What you should do - Please copy every line of the data in which the string "contuer" appears.

======== Supplied material

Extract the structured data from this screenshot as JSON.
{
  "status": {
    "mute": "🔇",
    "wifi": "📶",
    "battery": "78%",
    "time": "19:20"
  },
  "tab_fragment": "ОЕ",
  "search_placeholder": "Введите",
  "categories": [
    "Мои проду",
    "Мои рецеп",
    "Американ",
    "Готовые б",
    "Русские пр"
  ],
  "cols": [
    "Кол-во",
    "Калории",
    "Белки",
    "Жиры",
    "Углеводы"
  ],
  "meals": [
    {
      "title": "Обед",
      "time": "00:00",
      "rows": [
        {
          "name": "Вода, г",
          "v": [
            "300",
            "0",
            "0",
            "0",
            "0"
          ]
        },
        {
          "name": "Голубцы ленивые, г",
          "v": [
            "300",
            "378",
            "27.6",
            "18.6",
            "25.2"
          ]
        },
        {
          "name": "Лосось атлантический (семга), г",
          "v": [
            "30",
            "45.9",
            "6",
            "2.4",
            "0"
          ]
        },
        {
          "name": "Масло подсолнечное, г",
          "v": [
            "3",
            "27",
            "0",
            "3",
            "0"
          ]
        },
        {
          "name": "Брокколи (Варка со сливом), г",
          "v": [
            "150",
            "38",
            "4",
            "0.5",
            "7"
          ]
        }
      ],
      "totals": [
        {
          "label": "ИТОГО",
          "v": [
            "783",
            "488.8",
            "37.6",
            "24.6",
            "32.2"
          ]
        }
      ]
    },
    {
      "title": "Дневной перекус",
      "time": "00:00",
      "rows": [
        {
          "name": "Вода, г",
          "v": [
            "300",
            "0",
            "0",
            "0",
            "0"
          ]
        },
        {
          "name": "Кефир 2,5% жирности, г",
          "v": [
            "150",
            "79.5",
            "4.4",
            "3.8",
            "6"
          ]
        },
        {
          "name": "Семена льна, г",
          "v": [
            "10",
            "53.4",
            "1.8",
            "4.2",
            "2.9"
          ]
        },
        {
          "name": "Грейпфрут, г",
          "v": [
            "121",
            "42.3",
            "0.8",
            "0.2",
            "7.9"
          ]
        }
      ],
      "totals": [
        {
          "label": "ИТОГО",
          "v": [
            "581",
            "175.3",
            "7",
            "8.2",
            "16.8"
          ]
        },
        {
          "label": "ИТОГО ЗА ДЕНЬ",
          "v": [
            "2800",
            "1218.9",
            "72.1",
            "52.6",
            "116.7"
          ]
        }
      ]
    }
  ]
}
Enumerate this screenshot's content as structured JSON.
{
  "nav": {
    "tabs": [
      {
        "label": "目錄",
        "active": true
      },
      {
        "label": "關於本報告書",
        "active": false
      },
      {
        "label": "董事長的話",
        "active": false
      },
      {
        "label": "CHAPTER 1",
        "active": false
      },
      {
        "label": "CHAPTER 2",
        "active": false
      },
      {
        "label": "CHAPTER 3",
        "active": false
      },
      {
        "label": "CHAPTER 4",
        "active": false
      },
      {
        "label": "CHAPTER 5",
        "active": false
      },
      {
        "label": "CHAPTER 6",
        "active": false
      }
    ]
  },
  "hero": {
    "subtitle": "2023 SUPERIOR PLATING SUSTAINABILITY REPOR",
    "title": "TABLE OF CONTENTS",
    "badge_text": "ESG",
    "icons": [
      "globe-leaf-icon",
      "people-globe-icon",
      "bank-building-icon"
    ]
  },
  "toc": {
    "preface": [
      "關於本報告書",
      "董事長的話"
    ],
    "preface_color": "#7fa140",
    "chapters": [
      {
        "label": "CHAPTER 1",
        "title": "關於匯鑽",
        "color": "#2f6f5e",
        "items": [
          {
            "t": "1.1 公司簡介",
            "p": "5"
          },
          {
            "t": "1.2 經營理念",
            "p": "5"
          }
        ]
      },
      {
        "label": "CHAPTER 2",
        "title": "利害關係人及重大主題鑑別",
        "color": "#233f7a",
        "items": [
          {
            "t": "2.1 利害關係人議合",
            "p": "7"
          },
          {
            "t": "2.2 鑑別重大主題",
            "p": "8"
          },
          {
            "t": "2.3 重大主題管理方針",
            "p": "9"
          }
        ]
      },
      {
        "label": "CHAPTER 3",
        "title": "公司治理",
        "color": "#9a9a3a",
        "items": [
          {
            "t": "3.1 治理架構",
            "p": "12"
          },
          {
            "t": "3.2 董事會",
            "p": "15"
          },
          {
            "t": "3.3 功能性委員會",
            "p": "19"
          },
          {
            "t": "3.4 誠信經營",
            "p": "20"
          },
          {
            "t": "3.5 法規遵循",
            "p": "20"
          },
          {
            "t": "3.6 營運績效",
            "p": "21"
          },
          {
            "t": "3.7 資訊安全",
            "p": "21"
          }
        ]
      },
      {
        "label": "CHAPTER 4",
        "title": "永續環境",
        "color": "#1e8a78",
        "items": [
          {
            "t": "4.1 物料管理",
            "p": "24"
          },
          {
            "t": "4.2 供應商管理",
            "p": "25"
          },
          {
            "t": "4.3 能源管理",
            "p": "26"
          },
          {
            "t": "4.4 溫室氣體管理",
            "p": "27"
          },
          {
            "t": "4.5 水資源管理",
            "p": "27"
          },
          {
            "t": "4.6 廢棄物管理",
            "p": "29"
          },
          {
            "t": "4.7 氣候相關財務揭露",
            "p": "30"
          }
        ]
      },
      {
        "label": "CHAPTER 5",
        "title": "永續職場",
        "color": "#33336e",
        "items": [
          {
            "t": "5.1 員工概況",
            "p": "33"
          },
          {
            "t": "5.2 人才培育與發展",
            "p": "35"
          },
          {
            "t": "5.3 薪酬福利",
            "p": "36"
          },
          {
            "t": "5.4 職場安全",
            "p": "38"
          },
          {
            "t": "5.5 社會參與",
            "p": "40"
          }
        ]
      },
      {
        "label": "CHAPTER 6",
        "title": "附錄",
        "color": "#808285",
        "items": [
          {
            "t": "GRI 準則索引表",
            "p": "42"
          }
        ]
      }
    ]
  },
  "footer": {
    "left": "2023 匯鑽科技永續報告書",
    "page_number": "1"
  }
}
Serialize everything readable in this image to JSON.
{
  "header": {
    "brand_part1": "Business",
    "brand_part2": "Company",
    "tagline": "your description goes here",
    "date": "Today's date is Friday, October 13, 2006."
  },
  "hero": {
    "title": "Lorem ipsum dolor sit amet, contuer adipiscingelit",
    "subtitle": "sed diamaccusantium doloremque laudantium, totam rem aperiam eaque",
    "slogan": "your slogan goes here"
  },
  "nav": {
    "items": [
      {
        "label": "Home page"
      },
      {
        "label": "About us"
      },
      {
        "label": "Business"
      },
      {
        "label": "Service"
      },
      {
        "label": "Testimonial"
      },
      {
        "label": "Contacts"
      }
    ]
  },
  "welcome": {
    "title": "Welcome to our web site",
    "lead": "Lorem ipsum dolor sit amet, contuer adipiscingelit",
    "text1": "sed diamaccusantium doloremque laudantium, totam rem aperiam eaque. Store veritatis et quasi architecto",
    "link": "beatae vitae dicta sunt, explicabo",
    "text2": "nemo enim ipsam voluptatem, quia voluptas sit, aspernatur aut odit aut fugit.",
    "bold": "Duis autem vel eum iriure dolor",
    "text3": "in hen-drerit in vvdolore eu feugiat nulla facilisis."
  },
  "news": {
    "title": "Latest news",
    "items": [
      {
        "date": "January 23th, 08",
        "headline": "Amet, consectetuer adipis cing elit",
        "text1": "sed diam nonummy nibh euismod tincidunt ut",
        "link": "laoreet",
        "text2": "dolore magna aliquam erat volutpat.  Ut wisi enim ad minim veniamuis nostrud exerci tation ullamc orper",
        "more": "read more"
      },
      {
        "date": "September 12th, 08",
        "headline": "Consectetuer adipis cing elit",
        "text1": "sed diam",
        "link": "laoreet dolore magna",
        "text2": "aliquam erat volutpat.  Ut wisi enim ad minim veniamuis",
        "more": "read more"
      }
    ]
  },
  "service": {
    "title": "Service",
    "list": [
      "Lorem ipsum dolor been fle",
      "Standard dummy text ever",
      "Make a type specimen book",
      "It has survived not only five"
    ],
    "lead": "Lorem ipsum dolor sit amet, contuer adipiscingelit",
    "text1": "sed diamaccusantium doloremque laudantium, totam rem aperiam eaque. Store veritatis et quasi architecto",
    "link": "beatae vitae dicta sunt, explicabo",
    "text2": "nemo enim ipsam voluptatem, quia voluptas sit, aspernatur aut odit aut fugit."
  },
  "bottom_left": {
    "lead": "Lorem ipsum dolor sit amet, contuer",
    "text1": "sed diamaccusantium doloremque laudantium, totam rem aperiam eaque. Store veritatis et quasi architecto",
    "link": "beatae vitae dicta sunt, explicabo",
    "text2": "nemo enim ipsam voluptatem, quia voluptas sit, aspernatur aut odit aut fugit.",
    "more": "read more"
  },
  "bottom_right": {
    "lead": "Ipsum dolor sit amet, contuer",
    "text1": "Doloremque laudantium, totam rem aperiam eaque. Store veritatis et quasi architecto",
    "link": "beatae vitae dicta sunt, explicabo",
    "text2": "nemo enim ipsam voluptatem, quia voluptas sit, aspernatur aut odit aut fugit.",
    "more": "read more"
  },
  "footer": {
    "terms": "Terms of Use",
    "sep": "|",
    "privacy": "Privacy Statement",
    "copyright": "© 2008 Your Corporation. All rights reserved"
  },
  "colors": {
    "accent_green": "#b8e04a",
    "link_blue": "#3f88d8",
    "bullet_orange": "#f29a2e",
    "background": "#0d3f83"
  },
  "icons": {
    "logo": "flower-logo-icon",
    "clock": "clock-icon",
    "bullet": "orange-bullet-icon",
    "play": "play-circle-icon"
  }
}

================

Answer box -
    "title": "Lorem ipsum dolor sit amet, contuer adipiscingelit",
    "lead": "Lorem ipsum dolor sit amet, contuer adipiscingelit",
    "lead": "Lorem ipsum dolor sit amet, contuer adipiscingelit",
    "lead": "Lorem ipsum dolor sit amet, contuer",
    "lead": "Ipsum dolor sit amet, contuer",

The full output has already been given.